Please copy each line of the records below that holds the word "structured".

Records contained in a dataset
----------------

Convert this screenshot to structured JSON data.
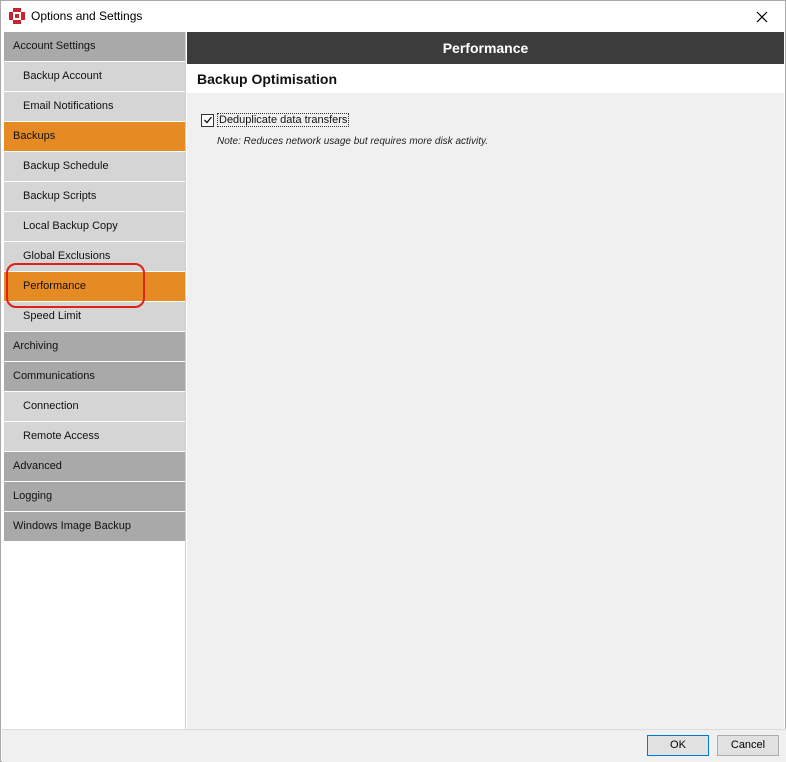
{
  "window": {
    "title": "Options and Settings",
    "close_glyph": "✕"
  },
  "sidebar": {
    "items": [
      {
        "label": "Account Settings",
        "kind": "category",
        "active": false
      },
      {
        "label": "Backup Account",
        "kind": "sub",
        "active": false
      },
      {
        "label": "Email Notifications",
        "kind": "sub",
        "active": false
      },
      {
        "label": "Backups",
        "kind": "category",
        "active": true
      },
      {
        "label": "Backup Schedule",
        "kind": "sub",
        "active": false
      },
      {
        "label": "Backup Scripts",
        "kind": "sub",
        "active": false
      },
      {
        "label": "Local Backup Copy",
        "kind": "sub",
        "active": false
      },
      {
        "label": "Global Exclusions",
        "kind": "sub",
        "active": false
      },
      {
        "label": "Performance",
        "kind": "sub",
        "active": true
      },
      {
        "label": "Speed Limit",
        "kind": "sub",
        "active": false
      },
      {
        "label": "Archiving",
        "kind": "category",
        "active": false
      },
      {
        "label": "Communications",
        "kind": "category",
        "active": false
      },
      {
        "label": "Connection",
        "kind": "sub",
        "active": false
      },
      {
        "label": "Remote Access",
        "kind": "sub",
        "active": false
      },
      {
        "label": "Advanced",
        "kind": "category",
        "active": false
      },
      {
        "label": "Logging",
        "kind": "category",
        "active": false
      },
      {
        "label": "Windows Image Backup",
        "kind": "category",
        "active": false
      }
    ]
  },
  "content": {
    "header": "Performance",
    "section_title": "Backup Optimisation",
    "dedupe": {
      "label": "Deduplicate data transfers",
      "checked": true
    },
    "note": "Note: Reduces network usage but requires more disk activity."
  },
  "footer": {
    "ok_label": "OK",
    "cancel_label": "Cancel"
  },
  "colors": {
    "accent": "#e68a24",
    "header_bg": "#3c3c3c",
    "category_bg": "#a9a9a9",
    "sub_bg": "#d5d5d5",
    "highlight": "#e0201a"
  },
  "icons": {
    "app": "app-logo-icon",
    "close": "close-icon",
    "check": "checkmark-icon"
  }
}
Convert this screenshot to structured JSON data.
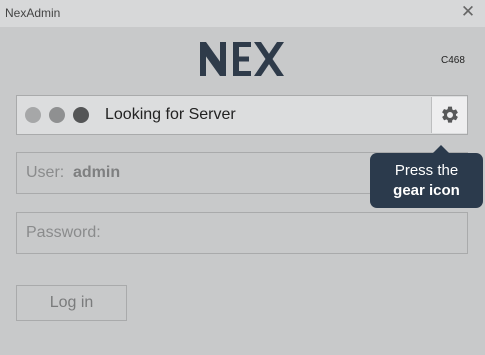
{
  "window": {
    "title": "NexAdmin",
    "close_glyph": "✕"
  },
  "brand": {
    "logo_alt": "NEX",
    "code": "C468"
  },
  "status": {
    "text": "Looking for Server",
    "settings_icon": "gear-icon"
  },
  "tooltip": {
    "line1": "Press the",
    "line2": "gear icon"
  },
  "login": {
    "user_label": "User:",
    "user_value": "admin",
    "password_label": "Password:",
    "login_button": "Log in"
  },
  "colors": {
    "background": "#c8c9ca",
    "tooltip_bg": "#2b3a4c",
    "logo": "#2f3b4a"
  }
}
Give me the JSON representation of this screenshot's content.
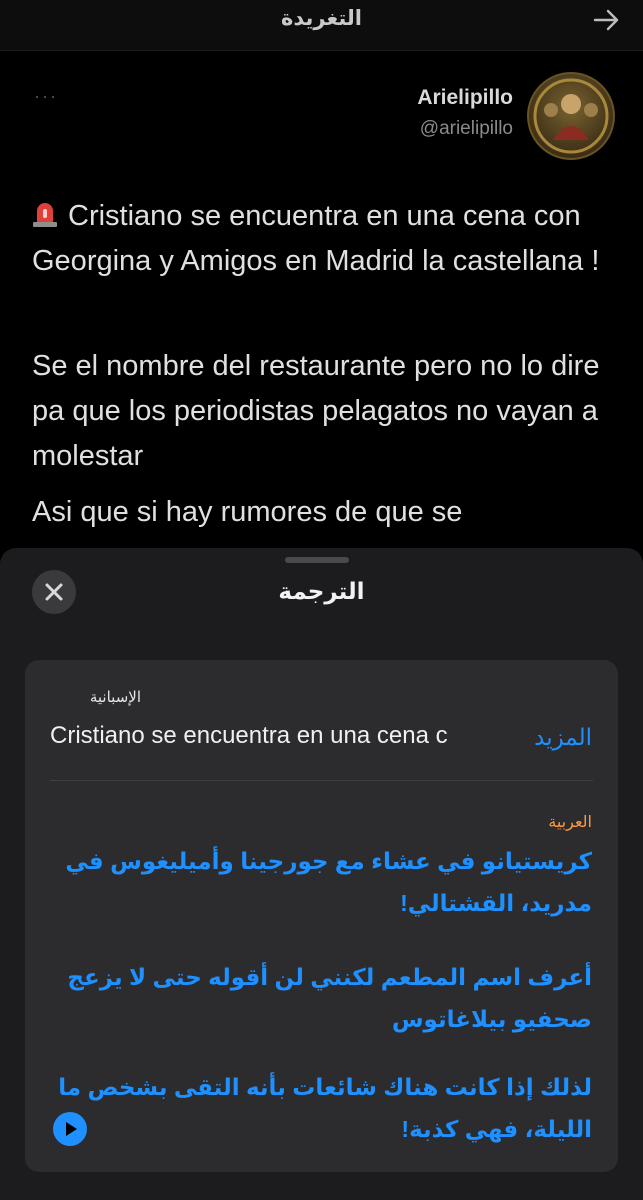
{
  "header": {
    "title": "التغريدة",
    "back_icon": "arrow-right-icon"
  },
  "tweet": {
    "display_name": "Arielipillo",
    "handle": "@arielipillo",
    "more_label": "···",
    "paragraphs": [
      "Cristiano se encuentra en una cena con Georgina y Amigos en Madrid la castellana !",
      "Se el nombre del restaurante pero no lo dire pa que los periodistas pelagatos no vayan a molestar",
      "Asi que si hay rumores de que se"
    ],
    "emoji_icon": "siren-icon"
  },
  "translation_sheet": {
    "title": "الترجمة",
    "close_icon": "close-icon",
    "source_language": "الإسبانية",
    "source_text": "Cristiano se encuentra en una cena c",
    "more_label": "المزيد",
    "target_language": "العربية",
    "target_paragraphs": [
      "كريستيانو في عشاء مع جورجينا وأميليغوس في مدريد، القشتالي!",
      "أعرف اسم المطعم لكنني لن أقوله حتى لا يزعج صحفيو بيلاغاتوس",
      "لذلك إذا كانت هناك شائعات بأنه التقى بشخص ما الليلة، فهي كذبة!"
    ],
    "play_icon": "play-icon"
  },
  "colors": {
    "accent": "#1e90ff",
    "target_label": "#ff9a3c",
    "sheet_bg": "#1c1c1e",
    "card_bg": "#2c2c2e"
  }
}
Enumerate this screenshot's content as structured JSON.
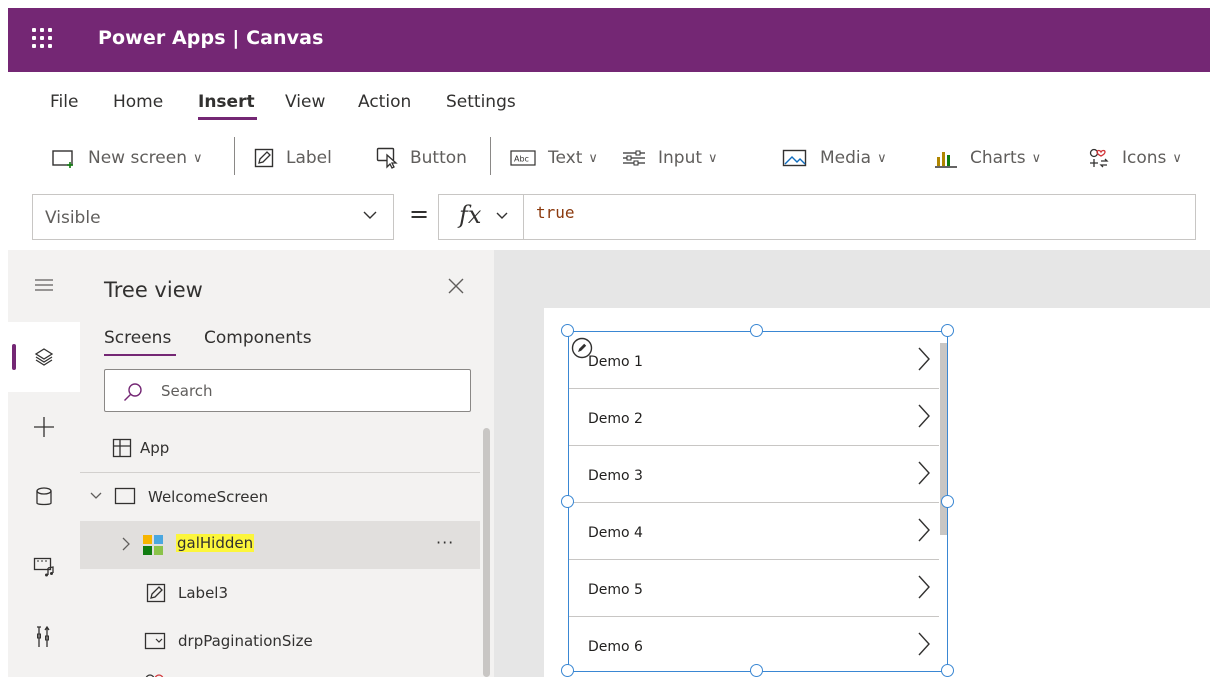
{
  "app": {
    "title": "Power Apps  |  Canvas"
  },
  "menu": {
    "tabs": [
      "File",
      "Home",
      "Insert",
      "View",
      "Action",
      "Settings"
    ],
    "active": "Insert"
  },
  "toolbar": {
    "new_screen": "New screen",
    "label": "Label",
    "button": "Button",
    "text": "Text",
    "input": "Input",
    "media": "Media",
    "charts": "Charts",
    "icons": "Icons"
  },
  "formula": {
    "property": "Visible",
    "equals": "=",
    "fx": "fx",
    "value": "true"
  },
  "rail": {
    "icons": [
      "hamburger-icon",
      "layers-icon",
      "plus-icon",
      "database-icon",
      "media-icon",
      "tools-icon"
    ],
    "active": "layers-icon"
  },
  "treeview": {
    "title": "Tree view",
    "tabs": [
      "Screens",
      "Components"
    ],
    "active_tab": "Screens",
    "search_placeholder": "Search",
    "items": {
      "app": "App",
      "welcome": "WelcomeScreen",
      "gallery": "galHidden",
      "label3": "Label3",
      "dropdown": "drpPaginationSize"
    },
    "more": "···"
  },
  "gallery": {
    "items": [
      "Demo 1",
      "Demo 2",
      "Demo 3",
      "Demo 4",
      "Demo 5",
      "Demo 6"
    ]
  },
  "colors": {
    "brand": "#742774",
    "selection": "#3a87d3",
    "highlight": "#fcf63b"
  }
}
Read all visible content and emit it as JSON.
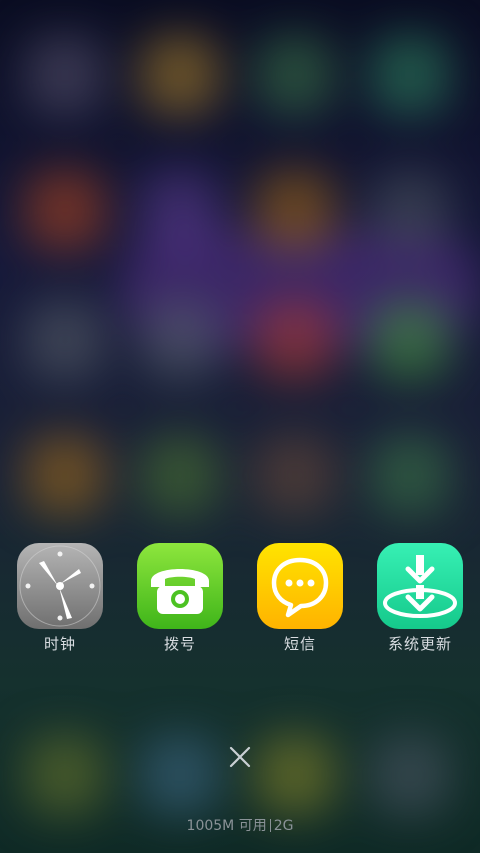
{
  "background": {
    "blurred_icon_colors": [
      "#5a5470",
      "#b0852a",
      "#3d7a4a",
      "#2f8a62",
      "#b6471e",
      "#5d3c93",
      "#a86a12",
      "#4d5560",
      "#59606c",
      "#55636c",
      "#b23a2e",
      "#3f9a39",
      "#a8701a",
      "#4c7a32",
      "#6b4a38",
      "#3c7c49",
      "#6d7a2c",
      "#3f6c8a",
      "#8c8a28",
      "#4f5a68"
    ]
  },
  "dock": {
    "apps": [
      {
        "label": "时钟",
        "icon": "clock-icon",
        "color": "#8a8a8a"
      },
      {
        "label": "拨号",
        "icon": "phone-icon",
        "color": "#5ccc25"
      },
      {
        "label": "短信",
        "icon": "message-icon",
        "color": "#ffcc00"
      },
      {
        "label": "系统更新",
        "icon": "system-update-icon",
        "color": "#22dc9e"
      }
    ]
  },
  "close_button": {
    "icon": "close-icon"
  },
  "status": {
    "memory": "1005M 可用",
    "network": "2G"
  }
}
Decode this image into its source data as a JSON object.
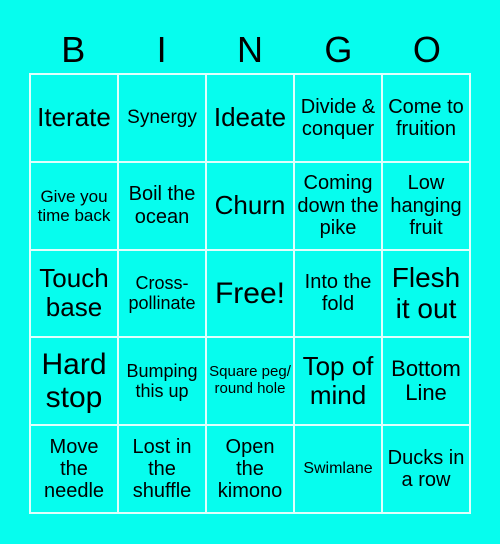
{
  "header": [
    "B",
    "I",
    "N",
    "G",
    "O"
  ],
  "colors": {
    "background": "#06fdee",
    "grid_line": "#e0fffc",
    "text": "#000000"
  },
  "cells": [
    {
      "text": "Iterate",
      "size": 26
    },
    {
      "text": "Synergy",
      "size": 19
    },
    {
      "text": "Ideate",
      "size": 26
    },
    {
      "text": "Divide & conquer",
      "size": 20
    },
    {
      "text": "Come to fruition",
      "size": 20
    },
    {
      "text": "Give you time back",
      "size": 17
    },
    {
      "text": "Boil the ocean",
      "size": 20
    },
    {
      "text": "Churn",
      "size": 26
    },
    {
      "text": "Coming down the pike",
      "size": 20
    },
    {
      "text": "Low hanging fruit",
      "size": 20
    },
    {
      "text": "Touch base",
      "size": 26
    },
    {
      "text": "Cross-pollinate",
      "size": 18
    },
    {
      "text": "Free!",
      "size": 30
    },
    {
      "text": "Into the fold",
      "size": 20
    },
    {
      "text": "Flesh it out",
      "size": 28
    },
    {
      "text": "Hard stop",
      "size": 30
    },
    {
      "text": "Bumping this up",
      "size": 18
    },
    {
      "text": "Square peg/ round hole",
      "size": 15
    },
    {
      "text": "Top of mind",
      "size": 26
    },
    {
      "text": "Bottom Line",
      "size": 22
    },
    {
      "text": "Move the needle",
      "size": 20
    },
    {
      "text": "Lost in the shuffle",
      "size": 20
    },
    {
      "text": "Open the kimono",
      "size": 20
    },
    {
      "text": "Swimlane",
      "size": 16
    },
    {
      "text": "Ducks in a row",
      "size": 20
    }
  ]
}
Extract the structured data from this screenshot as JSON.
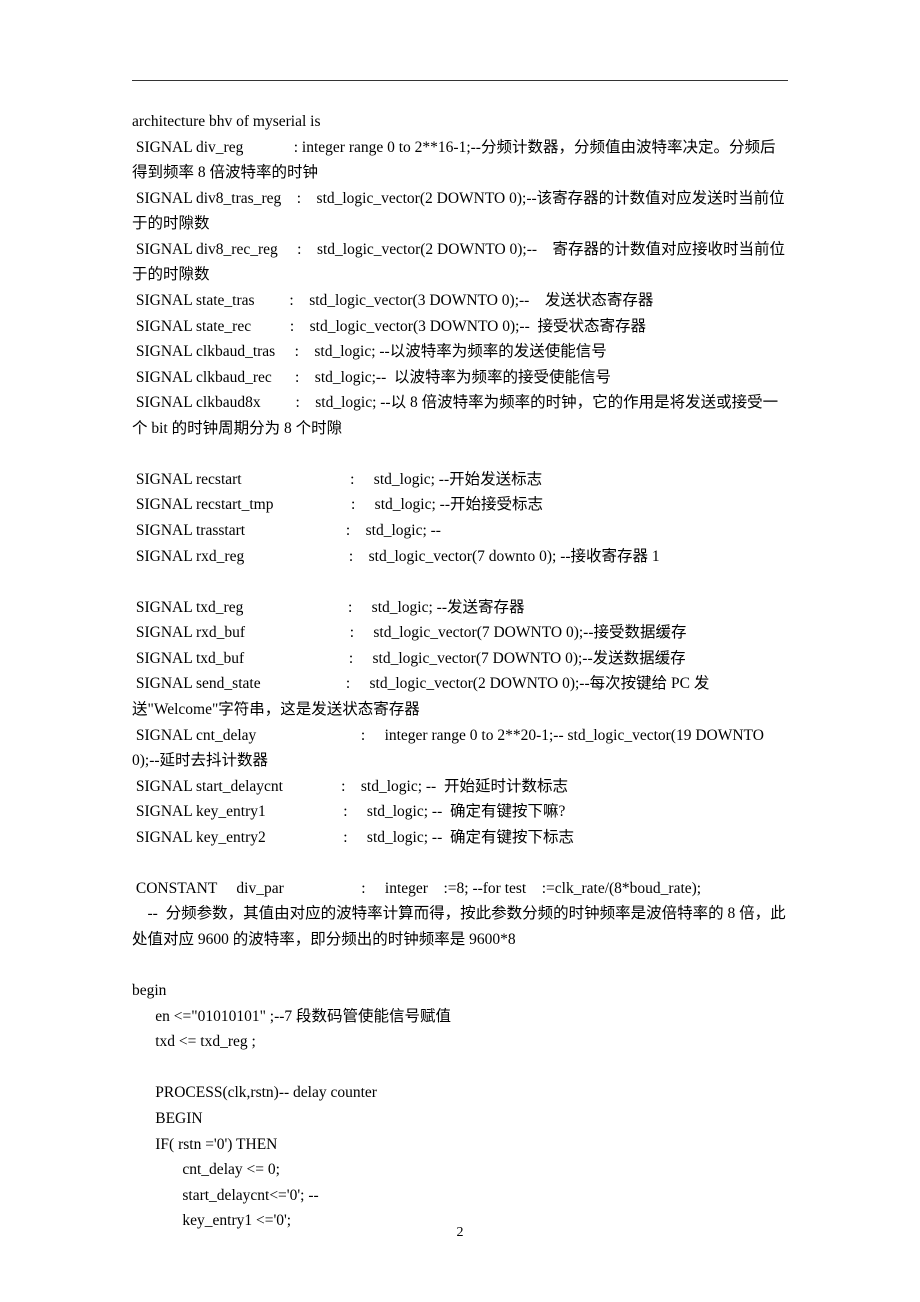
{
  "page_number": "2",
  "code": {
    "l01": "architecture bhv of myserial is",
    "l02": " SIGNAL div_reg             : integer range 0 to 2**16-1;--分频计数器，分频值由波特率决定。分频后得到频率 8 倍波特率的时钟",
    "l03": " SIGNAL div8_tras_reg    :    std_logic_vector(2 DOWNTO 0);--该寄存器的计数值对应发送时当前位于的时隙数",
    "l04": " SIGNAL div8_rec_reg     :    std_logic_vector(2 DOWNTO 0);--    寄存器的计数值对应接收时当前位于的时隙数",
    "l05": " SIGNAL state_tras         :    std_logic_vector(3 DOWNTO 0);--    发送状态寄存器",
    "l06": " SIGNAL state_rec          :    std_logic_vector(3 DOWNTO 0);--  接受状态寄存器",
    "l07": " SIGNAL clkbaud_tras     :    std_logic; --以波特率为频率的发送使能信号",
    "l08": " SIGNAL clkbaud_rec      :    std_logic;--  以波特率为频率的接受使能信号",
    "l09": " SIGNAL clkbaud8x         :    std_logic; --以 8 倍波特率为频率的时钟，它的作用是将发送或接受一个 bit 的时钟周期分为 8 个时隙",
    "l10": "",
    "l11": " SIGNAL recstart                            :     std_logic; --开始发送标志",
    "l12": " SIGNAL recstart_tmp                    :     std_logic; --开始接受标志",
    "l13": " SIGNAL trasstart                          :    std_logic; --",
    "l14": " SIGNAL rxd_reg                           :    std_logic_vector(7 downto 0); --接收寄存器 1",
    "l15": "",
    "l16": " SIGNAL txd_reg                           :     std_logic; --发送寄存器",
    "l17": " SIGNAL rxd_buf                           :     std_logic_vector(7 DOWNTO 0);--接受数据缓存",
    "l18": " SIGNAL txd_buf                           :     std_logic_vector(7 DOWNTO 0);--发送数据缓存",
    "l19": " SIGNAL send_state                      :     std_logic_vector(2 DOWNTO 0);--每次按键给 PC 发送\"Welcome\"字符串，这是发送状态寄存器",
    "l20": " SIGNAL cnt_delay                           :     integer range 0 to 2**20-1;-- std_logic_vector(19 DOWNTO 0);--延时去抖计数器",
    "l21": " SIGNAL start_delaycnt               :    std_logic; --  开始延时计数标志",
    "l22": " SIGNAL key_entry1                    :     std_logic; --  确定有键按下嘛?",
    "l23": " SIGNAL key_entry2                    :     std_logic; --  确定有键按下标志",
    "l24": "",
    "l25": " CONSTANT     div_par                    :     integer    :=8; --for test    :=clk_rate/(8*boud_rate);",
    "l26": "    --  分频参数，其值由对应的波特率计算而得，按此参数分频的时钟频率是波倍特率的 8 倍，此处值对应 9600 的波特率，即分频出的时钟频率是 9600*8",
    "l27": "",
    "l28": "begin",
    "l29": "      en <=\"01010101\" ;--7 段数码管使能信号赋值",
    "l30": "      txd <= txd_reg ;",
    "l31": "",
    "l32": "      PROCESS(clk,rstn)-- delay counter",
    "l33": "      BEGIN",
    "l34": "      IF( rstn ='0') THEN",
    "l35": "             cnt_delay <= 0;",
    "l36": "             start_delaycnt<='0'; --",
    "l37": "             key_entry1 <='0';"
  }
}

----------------

• _ANSWER SECTION_
Convert this screenshot to structured JSON data.
Convert this screenshot to structured JSON data.
Enumerate this screenshot's content as structured JSON.
Extract the structured data from this screenshot as JSON.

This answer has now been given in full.